Playing these battles at the level of Corps commander, the Corps commander player needs to know that such and such a Division has a light troop capability of around 3-4 bases .. and so a brigade of 3-4 bases is then shown on the OOB. If that brigade is in fact made up of lots of smaller units (with a variety of parent regiments, uniforms, etc), then that is beyond the scope of the Corps commander's problems for the day.

Anyway, into the detail as far as I can work out :

Looking at the 'von Pelet light infantry brigade' in the advanced guard, we have 3 bases, or approx 1600 bayonets, drawn from 3 different battalions.

Each of these battalions in this case are drawn from fusiliers of Prussian regiments.

1 battalion is from GM von Pelet's fusiliers, IR 14, attached to Tauentzein's Division.
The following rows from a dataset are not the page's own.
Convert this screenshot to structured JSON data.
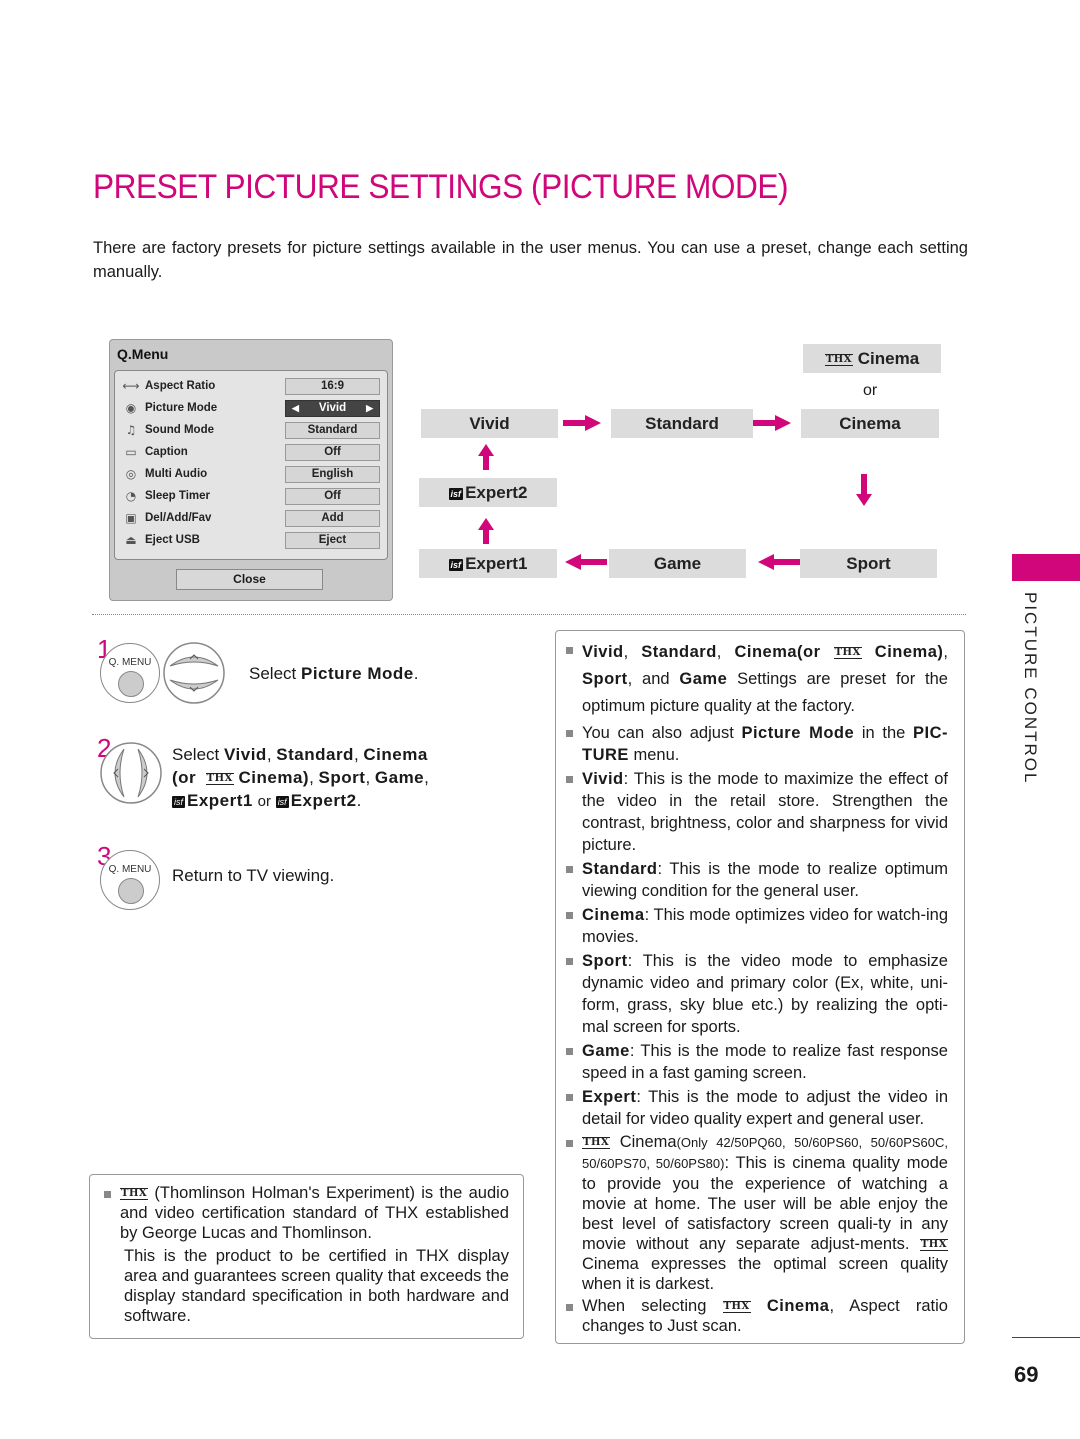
{
  "title": "PRESET PICTURE SETTINGS (PICTURE MODE)",
  "intro": "There are factory presets for picture settings available in the user menus. You can use a preset, change each setting manually.",
  "colors": {
    "accent": "#d0067a",
    "menu_bg": "#c9c9c9",
    "node_bg": "#dcdcdc"
  },
  "qmenu": {
    "title": "Q.Menu",
    "rows": [
      {
        "icon": "aspect-ratio-icon",
        "label": "Aspect Ratio",
        "value": "16:9",
        "selected": false
      },
      {
        "icon": "eye-icon",
        "label": "Picture Mode",
        "value": "Vivid",
        "selected": true
      },
      {
        "icon": "music-note-icon",
        "label": "Sound Mode",
        "value": "Standard",
        "selected": false
      },
      {
        "icon": "caption-icon",
        "label": "Caption",
        "value": "Off",
        "selected": false
      },
      {
        "icon": "multi-audio-icon",
        "label": "Multi Audio",
        "value": "English",
        "selected": false
      },
      {
        "icon": "sleep-timer-icon",
        "label": "Sleep Timer",
        "value": "Off",
        "selected": false
      },
      {
        "icon": "channel-icon",
        "label": "Del/Add/Fav",
        "value": "Add",
        "selected": false
      },
      {
        "icon": "eject-usb-icon",
        "label": "Eject USB",
        "value": "Eject",
        "selected": false
      }
    ],
    "close_label": "Close"
  },
  "flow": {
    "thx_cinema": "Cinema",
    "or": "or",
    "vivid": "Vivid",
    "standard": "Standard",
    "cinema": "Cinema",
    "expert2": "Expert2",
    "expert1": "Expert1",
    "game": "Game",
    "sport": "Sport",
    "isf_badge": "isf",
    "thx_badge": "THX"
  },
  "steps": [
    {
      "num": "1",
      "button": "Q. MENU",
      "pre": "Select ",
      "bold": "Picture Mode",
      "post": "."
    },
    {
      "num": "2",
      "l1_pre": "Select ",
      "l1_b1": "Vivid",
      "l1_b2": "Standard",
      "l1_b3": "Cinema",
      "l2_b1": "(or",
      "l2_b2": "Cinema)",
      "l2_b3": "Sport",
      "l2_b4": "Game",
      "l3_b1": "Expert1",
      "l3_or": "or",
      "l3_b2": "Expert2"
    },
    {
      "num": "3",
      "button": "Q. MENU",
      "text": "Return to TV viewing."
    }
  ],
  "notes": {
    "n1_b1": "Vivid",
    "n1_b2": "Standard",
    "n1_b3": "Cinema(or",
    "n1_b4": "Cinema)",
    "n1_b5": "Sport",
    "n1_and": "and",
    "n1_b6": "Game",
    "n1_rest": " Settings are preset for the optimum picture quality at the factory.",
    "n2_pre": "You can also adjust ",
    "n2_b1": "Picture Mode",
    "n2_mid": " in the ",
    "n2_b2": "PIC-TURE",
    "n2_post": " menu.",
    "n3_b": "Vivid",
    "n3": ": This is the mode to maximize the effect of the video in the retail store. Strengthen the contrast, brightness, color and sharpness for vivid picture.",
    "n4_b": "Standard",
    "n4": ": This is the mode to realize optimum viewing condition for the general user.",
    "n5_b": "Cinema",
    "n5": ": This mode optimizes video for watch-ing movies.",
    "n6_b": "Sport",
    "n6": ": This is the video mode to emphasize dynamic video and primary color (Ex, white, uni-form, grass, sky blue etc.) by realizing the opti-mal screen for sports.",
    "n7_b": "Game",
    "n7": ": This is the mode to realize fast response speed in a fast gaming screen.",
    "n8_b": "Expert",
    "n8": ": This is the mode to adjust the video in detail for video quality expert and general user.",
    "n9_cinema": "Cinema",
    "n9_models": "(Only 42/50PQ60, 50/60PS60, 50/60PS60C, 50/60PS70, 50/60PS80)",
    "n9_rest": ": This is cinema quality mode to provide you the experience of watching a movie at home. The user will be able enjoy the best level of satisfactory screen quali-ty in any movie without any separate adjust-ments.",
    "n9_cinema2": "Cinema",
    "n9_rest2": " expresses the optimal screen quality when it is darkest.",
    "n10_pre": "When selecting ",
    "n10_b": "Cinema",
    "n10_post": ", Aspect ratio changes to Just scan."
  },
  "thx_note": {
    "p1": " (Thomlinson Holman's Experiment) is the audio and video certification standard of THX established by George Lucas and Thomlinson.",
    "p2": "This is the product to be certified in THX display area and guarantees screen quality that exceeds the display standard specification in both hardware and software."
  },
  "side_label": "PICTURE CONTROL",
  "page_number": "69"
}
This unit was detached from Tauentzein's Division to the Advanced Guard to form a light brigade under the command of GM von Pelet.

The Rühle and Rabenau battalions are drawn also from Prussian fusiliers - Nr 13 and 15, and along with a battalion sized detachment of the Saxon Prinz Clement regiment. are then moved to the Advanced Guard division.

Bolstering the light brigade, we then also have a couple of Jaeger companies - Valentin and Masars thrown in to make up the numbers.

At Saalfeld, we have :
Pelet - 600 men
Ruhe - 600 men
Rabenau - 600 men
Valentin and Masars - 150 each

Thats enough for 4 bases.

.. and during the battle of Saalfeld, they lost around 10% casualties (900 killed out of 8900 odd). So that would accurately reduce numbers down to 3 bases by the time we get to Jena.

There is also the lamentable loss of Prince Louis Ferdinand, and General Belvilaqua, commander of the Saxon forces at Saalfeld, so again by the time we get to Jena the top level command of the army is in a state of mild chaos.

Adding up all these factors, we should see a light brigade in the 'Saxon' force at Jena made up of a motley collection of surviving troops - mostly Prussian fusiliers from different regiments, various Jagers, Schutzen, and possibly other small detachments that showed any talent for skirmishing tactics and initiative prior to the big battle.

How to model such a unit in the space of 3 bases of infantry ? Not a simple task.

Ideally, I should paint up 3 bases of mixed Prussian fusiliers in mixed facings. The problem that I have with that is in playing a big battle ... as soon as the proverbial cannonballs start flying, you end up with a growing pile of casualty stands that need to be removed, whilst still retaining some sense of order in your fine collection of miniatures, and their separation into regiments, brigades, Divisions and Corps.

One solution (and the solution that I have chosen here, after some consideration), is to create a brigade of 3 bases of plausible but distinctively uniformed light infantry .. that are clearly part of the Saxon wing of the army.

A gross compromise ? yes, but one that works for me, and was fun to put together.

1 comment:

  1. Resaerch what you can to get as closely to the "truth" as feasible, as you have; at the end of the day, "I'm the Kurfurst" (or whatever) of my miniature army, and if I decree that the Light Infantry shall wear light blue jackets, then... "Die Jackets light blue will be!"

    Re Saalfeld 1806 - an interesting battle to fight. I have a good e-friend who lives in Dresden, and speaks and writes impeccable English - if only my German was 10% as good! Anyway, a few years ago he visited the US for the first time, and in honor of his visit we played out Saalfeld in my basement. The French won, but he manged to have the Prussians in his force take most of the losses, LOL. I hope to return the visit in the next few years, and sing at least one chorus of "Ein Prosit" with him, although both of our tastes incline more to dry Rieslings than beer!